My favourite comedy show of the last decade is undoubtedly 30 Rock. A sitcom that revolves around the makings of a Saturday Night Live-esque sketch show, TGS (The Girlie Show with Tracy Jordan), its capacity for relentless off-the-wall jokes is unmatched. It’s a show that fits my sense of humour perfectly.
Sadly, 30 Rock came to an end in January 2013 with a shortened Season 7. It was a critical darling, with Emmy nominations galore each year and great reviews, but it didn’t quite pull in the ratings that channel NBC wanted. It never really had the same syndication push over here in the UK that similar shows such as Friends and Scrubs had, so it’s only now that I’ve been able to watch Season 7 in a proper way, on DVD. Having now watched the entirety of the show, I’m very happy to say that the final episodes of 30 Rock were as clever and funny as any other and sent the show out on a high.
For those that are unaware about the show, the lead character in the show is Liz Lemon (Tina Fey), a middle-aged woman trying to balance work and home life. From being a social outcast and oddball in the beginning, she has gradually become more “normal” in the eyes of her colleagues, with a husband and ambitions of having children. The other main attraction of the show is network president Jack Donaghy (Alec Baldwin), whose amazing vanity and doctrinal views are as crazy as they are hilarious, and his quest to reach the top of NBC’s parent company Kabletown. The show generally sees Liz tries to wrangle the eccentric stars of her show Jenna Maroney (Jane Krakowski) and Tracy Jordan (Tracy Morgan) and seeks the advice of Jack the executive. These are just the main threads of the series which this season included bizarre subplots such as the mad Jenna and her fake Jimmy Buffet-style personality drawing legions of fans that could potentially swing the 2012 US Presidential election and Tracy drawing Jack into a lawsuit battle over his movie Aunt Phatso.
30 Rock continues its great satire of modern TV and culture in general into its last season. The digs at parent channel NBC (which is parodied directly in the show) keep coming as they indirectly criticise the way in which their show was handled and the “dumbing down” of TV. Brilliant pastiches of other programs like the made-up game show Homynym are part of the show’s edge and lasting appeal. Through Jack it also provides a brilliant send-up of the rich Republican stereotype, with his attempts at getting Mitt Romney this season part of the show’s rich heritage of political jokes. But still 30 Rock’s trademark humour is its ability to make jokes with almost every line, a trait that only Family Guy really does as well on TV. It’s a show so quotable with so many memorable lines that make me break with laughter.

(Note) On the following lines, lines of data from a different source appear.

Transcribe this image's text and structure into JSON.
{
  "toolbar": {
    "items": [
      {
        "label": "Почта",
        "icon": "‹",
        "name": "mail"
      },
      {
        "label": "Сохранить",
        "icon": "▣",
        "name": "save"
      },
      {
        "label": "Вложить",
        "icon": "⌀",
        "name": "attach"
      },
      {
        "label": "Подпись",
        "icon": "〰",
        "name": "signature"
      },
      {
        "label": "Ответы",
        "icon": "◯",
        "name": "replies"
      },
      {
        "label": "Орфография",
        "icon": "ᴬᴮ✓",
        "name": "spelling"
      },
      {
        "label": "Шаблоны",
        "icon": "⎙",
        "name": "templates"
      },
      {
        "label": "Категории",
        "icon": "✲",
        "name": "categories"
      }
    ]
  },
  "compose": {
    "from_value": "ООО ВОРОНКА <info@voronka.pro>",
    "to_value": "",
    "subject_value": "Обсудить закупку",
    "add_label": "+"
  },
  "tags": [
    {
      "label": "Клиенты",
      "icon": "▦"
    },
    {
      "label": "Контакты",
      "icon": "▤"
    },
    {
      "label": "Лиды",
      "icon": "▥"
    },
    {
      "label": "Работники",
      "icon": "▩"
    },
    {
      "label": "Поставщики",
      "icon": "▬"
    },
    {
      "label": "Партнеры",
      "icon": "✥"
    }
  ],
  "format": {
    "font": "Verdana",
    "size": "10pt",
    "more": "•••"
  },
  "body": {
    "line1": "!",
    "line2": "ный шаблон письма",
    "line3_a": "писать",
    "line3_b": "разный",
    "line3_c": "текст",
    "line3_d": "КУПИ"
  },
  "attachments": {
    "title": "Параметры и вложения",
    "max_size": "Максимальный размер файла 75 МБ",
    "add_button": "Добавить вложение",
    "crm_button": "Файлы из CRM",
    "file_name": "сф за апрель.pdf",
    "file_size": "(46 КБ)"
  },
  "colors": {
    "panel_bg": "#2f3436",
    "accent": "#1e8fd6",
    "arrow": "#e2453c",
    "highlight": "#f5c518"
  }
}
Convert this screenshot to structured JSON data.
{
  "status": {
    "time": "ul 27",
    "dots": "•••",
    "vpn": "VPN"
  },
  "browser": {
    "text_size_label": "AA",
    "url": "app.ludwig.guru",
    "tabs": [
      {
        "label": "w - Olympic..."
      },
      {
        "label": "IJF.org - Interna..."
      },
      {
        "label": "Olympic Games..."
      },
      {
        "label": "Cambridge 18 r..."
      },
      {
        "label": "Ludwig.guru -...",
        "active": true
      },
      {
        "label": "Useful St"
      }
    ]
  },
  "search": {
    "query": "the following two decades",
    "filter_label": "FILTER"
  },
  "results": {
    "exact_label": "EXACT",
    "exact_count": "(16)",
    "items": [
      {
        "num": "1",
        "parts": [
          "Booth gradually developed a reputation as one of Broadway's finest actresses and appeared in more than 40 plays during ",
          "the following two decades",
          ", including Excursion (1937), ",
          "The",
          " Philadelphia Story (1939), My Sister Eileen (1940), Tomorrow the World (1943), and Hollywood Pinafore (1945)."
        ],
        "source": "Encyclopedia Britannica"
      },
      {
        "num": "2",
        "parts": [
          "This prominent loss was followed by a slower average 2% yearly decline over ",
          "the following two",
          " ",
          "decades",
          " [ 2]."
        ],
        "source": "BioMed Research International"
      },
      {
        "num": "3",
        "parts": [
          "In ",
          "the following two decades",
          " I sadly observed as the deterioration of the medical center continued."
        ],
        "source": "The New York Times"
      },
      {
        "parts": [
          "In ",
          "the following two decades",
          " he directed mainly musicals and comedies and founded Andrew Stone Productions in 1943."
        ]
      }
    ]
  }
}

Some gems from this season include:
“He’s avoiding me. What am I my son’s piano recital?”
“The night is young, and neither are you.”
“At some point, you have to turn the horse into glue”
“She’s lying like a rug. Rug is an offensive term for Persians that I made up.”
“I’m doing absolutely nothing. I got the idea from watching your President Obama the last four years.”
“My boyfriend was supposed to pick me up after that shoot, so I called him and I was like “OJ, where are you?” And he was like, “Wait, you’re alive? Then who did I kill?””
“There are no bad ideas Lemon, only great ideas that go horribly wrong.”
“Sorry Liz, I’m not even sure if they serve brunch after…the 90s.”
“I’ll have my Jews on you so fast, you’ll think you’re an Asian girl.”
Whilst being hysterically funny, the final season does a great job of wrapping up the show’s main plots and giving it an emotional resonance that would be forgiven if it was missed but makes the show a lot stronger for it. Perhaps the best episode in terms of drama is the third to last one, “A Goon’s Deed in a Weary World”. Jack finally becomes king of the castle as he’s installed as CEO of Kabletown, the cast and crew of TGS give up on their quest to save it from cancellation and Liz gets the children she’s wanted for so long, adopted twins that seem like they’ll be able to replace Jenna and Tracy as the people she cares for when the show ends.
I’m sad that 30 Rock is over, as there’s nothing quite like it on TV at the moment and certainly nothing quite as funny. But to see it end in the way it did, and stay consistently funny to the end makes it almost worthwhile. If you haven’t seen it, definitely put on a few episodes and see if it’s for you. And if even if you don’t, at least take Tracy Jordan’s sage life advice and “live every week like it’s shark week”.